Jean Patterson Bible was born in Russelville, Tennessee. After high school graduation, she attended Salem College in Winston-Salem, NC. Jean graduated in 1934 with a B.A. degree in English, French and Spanish. In June 1936, she married Lloyd Bible, also from Russellville and a graduate of the School of Pharmacy at the University of Tennessee-Memphis. Jean and her husband settled in Dandridge, where he was a pharmacist. She taught at Maury High School for several years and was active in a number of patriotic, educational, civic and social organizations in Dandridge. In the 1970s she was listed in Who’s Who of American Women. She was the Jefferson County Historian for several years. Many of her articles were published, along with a column, “This and That” which was published in the Standard Banner newspaper for nineteen years. Her book “Bent Twigs” was based on her research and experiences through the years. Not long after “Bent Twigs” came out, the New York Public Library requested a copy for the family division of the genealogical section. A short time later, the Mormon Genealogical Library, one of the most prestigious in the United States, requested copies of both her books for their family section. Her next book, “Melungeons Yesterday and Today” is a non-fiction book about this historic ethnic group. Her husband died in 1986. Their daughter is Laura, who has two daughters.
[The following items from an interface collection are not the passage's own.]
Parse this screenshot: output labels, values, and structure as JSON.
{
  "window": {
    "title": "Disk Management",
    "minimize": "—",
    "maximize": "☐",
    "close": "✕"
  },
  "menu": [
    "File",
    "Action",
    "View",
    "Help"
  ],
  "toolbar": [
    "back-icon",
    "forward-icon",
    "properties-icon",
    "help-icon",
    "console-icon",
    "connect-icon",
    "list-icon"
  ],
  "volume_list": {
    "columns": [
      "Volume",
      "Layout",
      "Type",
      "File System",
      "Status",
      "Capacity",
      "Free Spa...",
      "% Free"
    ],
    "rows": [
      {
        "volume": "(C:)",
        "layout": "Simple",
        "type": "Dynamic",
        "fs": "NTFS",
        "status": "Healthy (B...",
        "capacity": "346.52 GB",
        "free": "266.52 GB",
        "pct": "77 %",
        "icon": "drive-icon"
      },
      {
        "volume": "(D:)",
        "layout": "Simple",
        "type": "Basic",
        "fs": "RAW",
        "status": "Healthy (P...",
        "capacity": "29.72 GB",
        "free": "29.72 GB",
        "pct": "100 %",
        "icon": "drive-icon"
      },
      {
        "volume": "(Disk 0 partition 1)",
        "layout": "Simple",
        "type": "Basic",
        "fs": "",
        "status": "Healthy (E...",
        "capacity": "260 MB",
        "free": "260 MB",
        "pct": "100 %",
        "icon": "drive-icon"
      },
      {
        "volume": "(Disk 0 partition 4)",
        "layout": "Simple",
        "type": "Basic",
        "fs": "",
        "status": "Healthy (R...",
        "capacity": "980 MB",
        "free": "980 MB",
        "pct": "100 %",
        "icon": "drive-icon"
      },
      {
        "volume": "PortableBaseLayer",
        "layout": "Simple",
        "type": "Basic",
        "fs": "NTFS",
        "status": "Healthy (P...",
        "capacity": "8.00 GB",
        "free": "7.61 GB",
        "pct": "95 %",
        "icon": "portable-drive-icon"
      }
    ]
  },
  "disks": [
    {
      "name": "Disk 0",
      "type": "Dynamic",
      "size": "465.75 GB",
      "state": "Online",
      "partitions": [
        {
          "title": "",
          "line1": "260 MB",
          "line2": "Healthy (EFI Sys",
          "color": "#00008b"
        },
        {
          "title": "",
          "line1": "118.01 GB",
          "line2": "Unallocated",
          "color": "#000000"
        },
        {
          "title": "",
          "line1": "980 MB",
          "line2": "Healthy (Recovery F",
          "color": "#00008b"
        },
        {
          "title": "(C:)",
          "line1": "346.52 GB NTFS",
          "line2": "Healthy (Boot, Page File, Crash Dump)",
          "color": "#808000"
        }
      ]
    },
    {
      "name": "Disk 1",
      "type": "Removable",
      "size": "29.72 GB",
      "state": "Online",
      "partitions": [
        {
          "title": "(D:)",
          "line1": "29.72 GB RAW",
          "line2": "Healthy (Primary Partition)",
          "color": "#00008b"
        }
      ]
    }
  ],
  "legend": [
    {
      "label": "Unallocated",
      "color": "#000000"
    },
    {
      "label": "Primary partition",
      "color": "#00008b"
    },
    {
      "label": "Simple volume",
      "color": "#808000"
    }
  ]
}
Francis L. Bettis was of the direct line of John Bettis of England. His parents were Frank E. Bettis and Lana Estell Morgan Bettis, and both lived in Dandridge most all their lives. Francis served in the military service from 1941 to 1945. He married Hillis Blackburn in 1942 and had three children. He lived in Blount County for fifty-two years and retired from Alcoa after working there thirty-five years. His hobbies were photography, genealogy and collecting old pictures and materials about Dandridge. He had a life long interest in Dandridge, having been born there, and had an extensive collection of pictures of Dandridge which he shared at many meetings.
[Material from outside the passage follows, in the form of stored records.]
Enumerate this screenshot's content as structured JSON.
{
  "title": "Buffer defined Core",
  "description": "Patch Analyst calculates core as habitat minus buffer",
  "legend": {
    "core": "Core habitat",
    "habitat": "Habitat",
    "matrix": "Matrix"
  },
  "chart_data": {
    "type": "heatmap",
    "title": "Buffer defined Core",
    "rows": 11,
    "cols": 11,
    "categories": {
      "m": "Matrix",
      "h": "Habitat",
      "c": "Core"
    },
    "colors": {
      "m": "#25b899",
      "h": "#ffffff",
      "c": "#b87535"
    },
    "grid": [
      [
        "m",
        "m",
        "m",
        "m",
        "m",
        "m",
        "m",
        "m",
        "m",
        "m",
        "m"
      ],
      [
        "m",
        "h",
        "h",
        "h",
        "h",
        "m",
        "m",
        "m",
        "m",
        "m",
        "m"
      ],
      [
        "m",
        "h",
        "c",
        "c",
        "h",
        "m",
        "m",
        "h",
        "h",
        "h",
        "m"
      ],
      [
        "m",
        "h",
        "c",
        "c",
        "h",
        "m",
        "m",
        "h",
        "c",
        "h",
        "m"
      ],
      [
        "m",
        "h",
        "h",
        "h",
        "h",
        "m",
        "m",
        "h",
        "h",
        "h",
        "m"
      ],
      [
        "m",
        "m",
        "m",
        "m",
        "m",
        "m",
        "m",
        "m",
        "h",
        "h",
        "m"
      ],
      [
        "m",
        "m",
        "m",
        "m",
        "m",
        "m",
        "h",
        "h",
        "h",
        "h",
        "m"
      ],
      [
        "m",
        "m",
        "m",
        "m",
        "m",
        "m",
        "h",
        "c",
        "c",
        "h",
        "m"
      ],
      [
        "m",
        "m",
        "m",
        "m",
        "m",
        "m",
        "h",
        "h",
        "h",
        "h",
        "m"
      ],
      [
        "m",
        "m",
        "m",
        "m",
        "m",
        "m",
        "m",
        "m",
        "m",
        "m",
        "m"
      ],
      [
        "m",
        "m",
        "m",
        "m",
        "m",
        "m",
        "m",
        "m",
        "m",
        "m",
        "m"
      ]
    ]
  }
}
W.W. Bass was born in Warren County, Tennessee. His father, Magnus Thomas Bass, operated the Tennessee Woolen Mills there from about 1904 until his death in 1938. His grandfather, William Bass, was a widely known preacher who pastored many Baptist churches in Wilson County. When W.W. Bass was born, his grandfather put a silver dollar in his hand, and when W.W. clutched the coin, his grandfather said, “He’s going to save his money.” W.W. was educated in the McMInnville city schools. He later received degrees from the University of Tennessee-Knoxvlle and the University of North Carolina-Chapel Hill. He taught English at Carson Newman College for thirty-nine years, about half of them as departmental chairman. On December 24, 1938, he married Madeline Walsh. They had two sons and five grandchildren. He was a long time member of First Baptist Church of Jefferson City. He always felt Jefferson County was one of the richest in history and was thankful that he belonged to an organization that appreciated its history. He enjoyed his vegetable and flower garden along with walking and nature observation, and classical music over WUOT.